[Records drawn from a dataset]
*** Block opens ***

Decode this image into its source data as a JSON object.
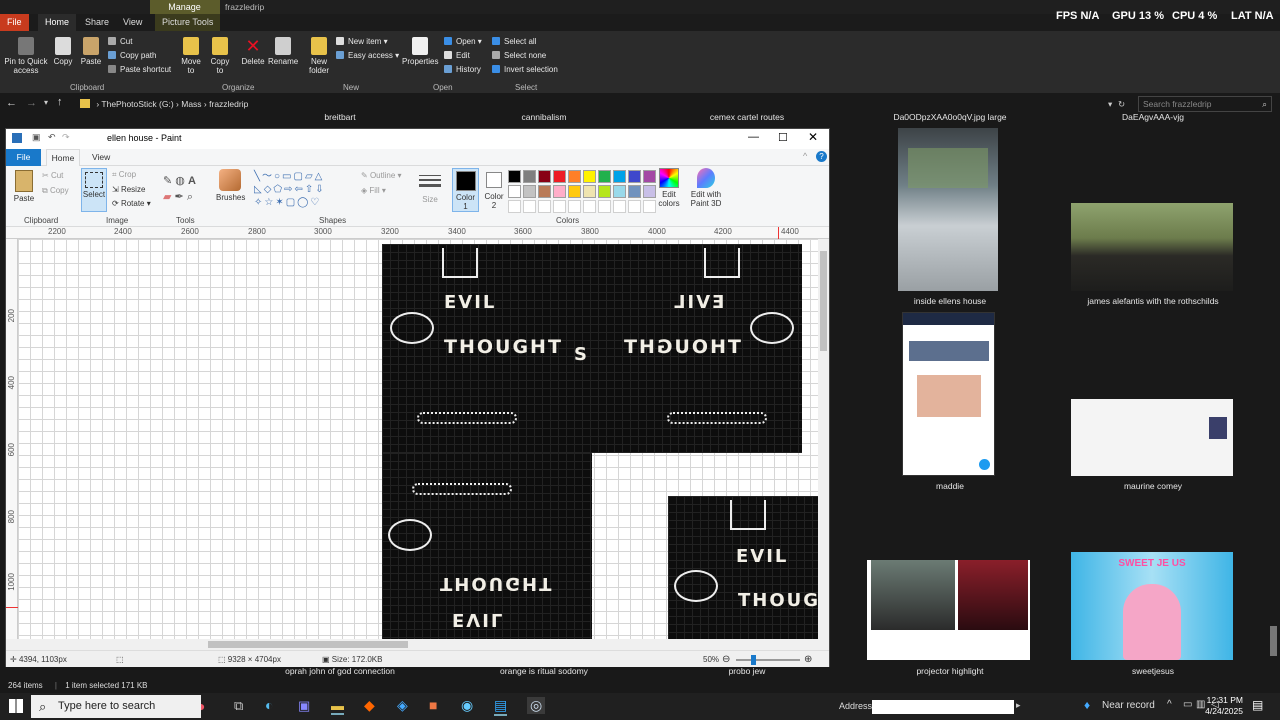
{
  "explorer": {
    "window_title": "frazzledrip",
    "contextual_tab": "Manage",
    "tabs": [
      "File",
      "Home",
      "Share",
      "View",
      "Picture Tools"
    ],
    "clipboard": {
      "pin": "Pin to Quick access",
      "copy": "Copy",
      "paste": "Paste",
      "cut": "Cut",
      "copy_path": "Copy path",
      "paste_shortcut": "Paste shortcut",
      "label": "Clipboard"
    },
    "organize": {
      "move": "Move to",
      "copy": "Copy to",
      "delete": "Delete",
      "rename": "Rename",
      "label": "Organize"
    },
    "new": {
      "folder": "New folder",
      "new_item": "New item",
      "easy_access": "Easy access",
      "label": "New"
    },
    "open": {
      "properties": "Properties",
      "open": "Open",
      "edit": "Edit",
      "history": "History",
      "label": "Open"
    },
    "select": {
      "all": "Select all",
      "none": "Select none",
      "invert": "Invert selection",
      "label": "Select"
    },
    "breadcrumb": [
      "ThePhotoStick (G:)",
      "Mass",
      "frazzledrip"
    ],
    "search_placeholder": "Search frazzledrip",
    "status_items": "264 items",
    "status_selected": "1 item selected  171 KB"
  },
  "hud": {
    "fps_label": "FPS",
    "fps": "N/A",
    "gpu_label": "GPU",
    "gpu": "13 %",
    "cpu_label": "CPU",
    "cpu": "4 %",
    "lat_label": "LAT",
    "lat": "N/A"
  },
  "paint": {
    "title": "ellen house - Paint",
    "tabs": [
      "File",
      "Home",
      "View"
    ],
    "clipboard": {
      "paste": "Paste",
      "cut": "Cut",
      "copy": "Copy",
      "label": "Clipboard"
    },
    "image": {
      "select": "Select",
      "crop": "Crop",
      "resize": "Resize",
      "rotate": "Rotate",
      "label": "Image"
    },
    "tools_label": "Tools",
    "brushes": "Brushes",
    "shapes": {
      "outline": "Outline",
      "fill": "Fill",
      "label": "Shapes"
    },
    "size": "Size",
    "color1": "Color 1",
    "color2": "Color 2",
    "colors_label": "Colors",
    "edit_colors": "Edit colors",
    "edit_3d": "Edit with Paint 3D",
    "ruler_h": [
      "2200",
      "2400",
      "2600",
      "2800",
      "3000",
      "3200",
      "3400",
      "3600",
      "3800",
      "4000",
      "4200",
      "4400"
    ],
    "ruler_v": [
      "200",
      "400",
      "600",
      "800",
      "1000"
    ],
    "palette_row1": [
      "#000000",
      "#7f7f7f",
      "#880015",
      "#ed1c24",
      "#ff7f27",
      "#fff200",
      "#22b14c",
      "#00a2e8",
      "#3f48cc",
      "#a349a4"
    ],
    "palette_row2": [
      "#ffffff",
      "#c3c3c3",
      "#b97a57",
      "#ffaec9",
      "#ffc90e",
      "#efe4b0",
      "#b5e61d",
      "#99d9ea",
      "#7092be",
      "#c8bfe7"
    ],
    "image_text": {
      "evil": "EVIL",
      "thought": "THOUGHT",
      "s": "S"
    },
    "status": {
      "cursor": "4394, 1103px",
      "dims": "9328 × 4704px",
      "size": "Size: 172.0KB",
      "zoom": "50%"
    }
  },
  "files": {
    "top_labels": [
      "breitbart",
      "cannibalism",
      "cemex cartel routes",
      "Da0ODpzXAA0o0qV.jpg large",
      "DaEAgvAAA-vjg"
    ],
    "items": [
      {
        "label": "inside ellens house"
      },
      {
        "label": "james alefantis with the rothschilds"
      },
      {
        "label": "maddie"
      },
      {
        "label": "maurine comey"
      },
      {
        "label": "projector highlight"
      },
      {
        "label": "sweetjesus"
      }
    ],
    "bottom_labels": [
      "oprah john  of god connection",
      "orange is ritual sodomy",
      "probo jew"
    ],
    "sweet_text": "SWEET JE US"
  },
  "taskbar": {
    "search_placeholder": "Type here to search",
    "address_label": "Address",
    "near_record": "Near record",
    "time": "12:31 PM",
    "date": "4/24/2025"
  }
}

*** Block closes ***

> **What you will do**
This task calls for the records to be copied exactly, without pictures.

> **Result of this task**
Decode this image into its source data as a JSON object.
{
  "explorer": {
    "window_title": "frazzledrip",
    "contextual_tab": "Manage",
    "tabs": [
      "File",
      "Home",
      "Share",
      "View",
      "Picture Tools"
    ],
    "clipboard": {
      "pin": "Pin to Quick access",
      "copy": "Copy",
      "paste": "Paste",
      "cut": "Cut",
      "copy_path": "Copy path",
      "paste_shortcut": "Paste shortcut",
      "label": "Clipboard"
    },
    "organize": {
      "move": "Move to",
      "copy": "Copy to",
      "delete": "Delete",
      "rename": "Rename",
      "label": "Organize"
    },
    "new": {
      "folder": "New folder",
      "new_item": "New item",
      "easy_access": "Easy access",
      "label": "New"
    },
    "open": {
      "properties": "Properties",
      "open": "Open",
      "edit": "Edit",
      "history": "History",
      "label": "Open"
    },
    "select": {
      "all": "Select all",
      "none": "Select none",
      "invert": "Invert selection",
      "label": "Select"
    },
    "breadcrumb": [
      "ThePhotoStick (G:)",
      "Mass",
      "frazzledrip"
    ],
    "search_placeholder": "Search frazzledrip",
    "status_items": "264 items",
    "status_selected": "1 item selected  171 KB"
  },
  "hud": {
    "fps_label": "FPS",
    "fps": "N/A",
    "gpu_label": "GPU",
    "gpu": "13 %",
    "cpu_label": "CPU",
    "cpu": "4 %",
    "lat_label": "LAT",
    "lat": "N/A"
  },
  "paint": {
    "title": "ellen house - Paint",
    "tabs": [
      "File",
      "Home",
      "View"
    ],
    "clipboard": {
      "paste": "Paste",
      "cut": "Cut",
      "copy": "Copy",
      "label": "Clipboard"
    },
    "image": {
      "select": "Select",
      "crop": "Crop",
      "resize": "Resize",
      "rotate": "Rotate",
      "label": "Image"
    },
    "tools_label": "Tools",
    "brushes": "Brushes",
    "shapes": {
      "outline": "Outline",
      "fill": "Fill",
      "label": "Shapes"
    },
    "size": "Size",
    "color1": "Color 1",
    "color2": "Color 2",
    "colors_label": "Colors",
    "edit_colors": "Edit colors",
    "edit_3d": "Edit with Paint 3D",
    "ruler_h": [
      "2200",
      "2400",
      "2600",
      "2800",
      "3000",
      "3200",
      "3400",
      "3600",
      "3800",
      "4000",
      "4200",
      "4400"
    ],
    "ruler_v": [
      "200",
      "400",
      "600",
      "800",
      "1000"
    ],
    "palette_row1": [
      "#000000",
      "#7f7f7f",
      "#880015",
      "#ed1c24",
      "#ff7f27",
      "#fff200",
      "#22b14c",
      "#00a2e8",
      "#3f48cc",
      "#a349a4"
    ],
    "palette_row2": [
      "#ffffff",
      "#c3c3c3",
      "#b97a57",
      "#ffaec9",
      "#ffc90e",
      "#efe4b0",
      "#b5e61d",
      "#99d9ea",
      "#7092be",
      "#c8bfe7"
    ],
    "image_text": {
      "evil": "EVIL",
      "thought": "THOUGHT",
      "s": "S"
    },
    "status": {
      "cursor": "4394, 1103px",
      "dims": "9328 × 4704px",
      "size": "Size: 172.0KB",
      "zoom": "50%"
    }
  },
  "files": {
    "top_labels": [
      "breitbart",
      "cannibalism",
      "cemex cartel routes",
      "Da0ODpzXAA0o0qV.jpg large",
      "DaEAgvAAA-vjg"
    ],
    "items": [
      {
        "label": "inside ellens house"
      },
      {
        "label": "james alefantis with the rothschilds"
      },
      {
        "label": "maddie"
      },
      {
        "label": "maurine comey"
      },
      {
        "label": "projector highlight"
      },
      {
        "label": "sweetjesus"
      }
    ],
    "bottom_labels": [
      "oprah john  of god connection",
      "orange is ritual sodomy",
      "probo jew"
    ],
    "sweet_text": "SWEET JE US"
  },
  "taskbar": {
    "search_placeholder": "Type here to search",
    "address_label": "Address",
    "near_record": "Near record",
    "time": "12:31 PM",
    "date": "4/24/2025"
  }
}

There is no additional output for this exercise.